New Deal progressives believed the economy should exist to serve society, not the other way around.
The US public is wonderfully diverse, but the arts are not equally accessible to all.
The Bush Administration's solutions for the subprime mortgage crisis are too little, too late. Americans need a New Deal-style agency to manage domestic reconstruction.
Most New Deal programs were anything but race- and gender-neutral in their impact. They were both racially discrminatory and a boon to many black Americans.
For Roosevelt, the New Deal was a way of advancing freedom, which depended on economic as much as political rights.
Today's relentless arguments against a higher minimum wage suggest that Roosevelt's battle is not yet won.
The New Deal spirit of "persistent experimentation" yielded impressive results for the country. American leaders can recapture that spirit.
The New Deal brought with it programs that served not only the good of the people and the economy but also the environment. We need that now more than ever.
What was it about the New Deal and Roosevelt that make the man and the era relevant today?

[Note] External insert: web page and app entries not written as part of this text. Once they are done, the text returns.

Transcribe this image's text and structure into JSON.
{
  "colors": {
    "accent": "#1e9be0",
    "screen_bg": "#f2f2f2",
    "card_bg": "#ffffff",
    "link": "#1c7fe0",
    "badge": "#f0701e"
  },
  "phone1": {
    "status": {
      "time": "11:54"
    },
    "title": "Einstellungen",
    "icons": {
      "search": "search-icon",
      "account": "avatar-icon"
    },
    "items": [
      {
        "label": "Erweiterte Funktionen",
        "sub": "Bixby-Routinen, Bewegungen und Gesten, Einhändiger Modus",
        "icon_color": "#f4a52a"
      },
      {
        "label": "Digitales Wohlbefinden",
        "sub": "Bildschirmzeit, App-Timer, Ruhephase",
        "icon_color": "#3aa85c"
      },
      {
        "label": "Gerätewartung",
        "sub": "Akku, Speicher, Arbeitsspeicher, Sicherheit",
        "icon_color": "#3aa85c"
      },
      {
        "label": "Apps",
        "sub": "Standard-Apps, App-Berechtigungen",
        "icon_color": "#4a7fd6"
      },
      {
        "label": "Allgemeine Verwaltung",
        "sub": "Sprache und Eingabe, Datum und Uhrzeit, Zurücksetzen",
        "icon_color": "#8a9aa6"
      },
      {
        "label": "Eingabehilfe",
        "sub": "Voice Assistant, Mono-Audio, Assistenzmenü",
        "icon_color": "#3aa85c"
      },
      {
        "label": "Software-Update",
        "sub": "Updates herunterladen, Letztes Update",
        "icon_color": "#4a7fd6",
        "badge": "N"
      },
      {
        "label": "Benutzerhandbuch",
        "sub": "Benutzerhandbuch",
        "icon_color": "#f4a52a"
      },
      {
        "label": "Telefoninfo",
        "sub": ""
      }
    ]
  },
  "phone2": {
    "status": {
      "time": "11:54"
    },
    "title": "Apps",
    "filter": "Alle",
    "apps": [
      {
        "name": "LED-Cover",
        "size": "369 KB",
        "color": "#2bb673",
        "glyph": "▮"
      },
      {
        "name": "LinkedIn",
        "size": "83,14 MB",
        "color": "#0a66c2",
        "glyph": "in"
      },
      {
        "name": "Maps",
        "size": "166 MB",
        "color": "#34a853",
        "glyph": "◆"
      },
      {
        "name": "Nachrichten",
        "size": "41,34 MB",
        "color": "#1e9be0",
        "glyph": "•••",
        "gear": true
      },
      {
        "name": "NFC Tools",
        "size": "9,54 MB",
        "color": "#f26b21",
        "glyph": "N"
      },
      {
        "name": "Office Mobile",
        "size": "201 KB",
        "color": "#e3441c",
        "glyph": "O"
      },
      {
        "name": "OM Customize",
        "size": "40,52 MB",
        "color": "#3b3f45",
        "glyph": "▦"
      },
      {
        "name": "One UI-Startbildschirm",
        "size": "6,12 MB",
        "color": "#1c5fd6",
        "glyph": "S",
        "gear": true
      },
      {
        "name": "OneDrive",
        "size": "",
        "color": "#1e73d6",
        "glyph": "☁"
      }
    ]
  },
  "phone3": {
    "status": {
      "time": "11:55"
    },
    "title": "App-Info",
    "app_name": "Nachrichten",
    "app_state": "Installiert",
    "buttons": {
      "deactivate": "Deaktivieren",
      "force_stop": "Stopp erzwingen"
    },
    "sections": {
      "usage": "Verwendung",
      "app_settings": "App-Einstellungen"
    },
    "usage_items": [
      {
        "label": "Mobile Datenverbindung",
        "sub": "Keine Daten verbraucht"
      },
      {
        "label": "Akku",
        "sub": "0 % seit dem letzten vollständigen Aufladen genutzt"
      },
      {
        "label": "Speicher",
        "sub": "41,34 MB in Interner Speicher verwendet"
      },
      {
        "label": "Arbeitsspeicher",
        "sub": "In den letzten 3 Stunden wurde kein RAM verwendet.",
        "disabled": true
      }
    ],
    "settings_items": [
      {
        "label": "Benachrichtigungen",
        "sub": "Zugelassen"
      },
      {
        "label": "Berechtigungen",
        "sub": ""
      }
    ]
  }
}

To commemorate the seventy-fifth anniversary of the New Deal, The Nation invited a panel of activists, writers, scholars and artists to reflect on its lasting lessons.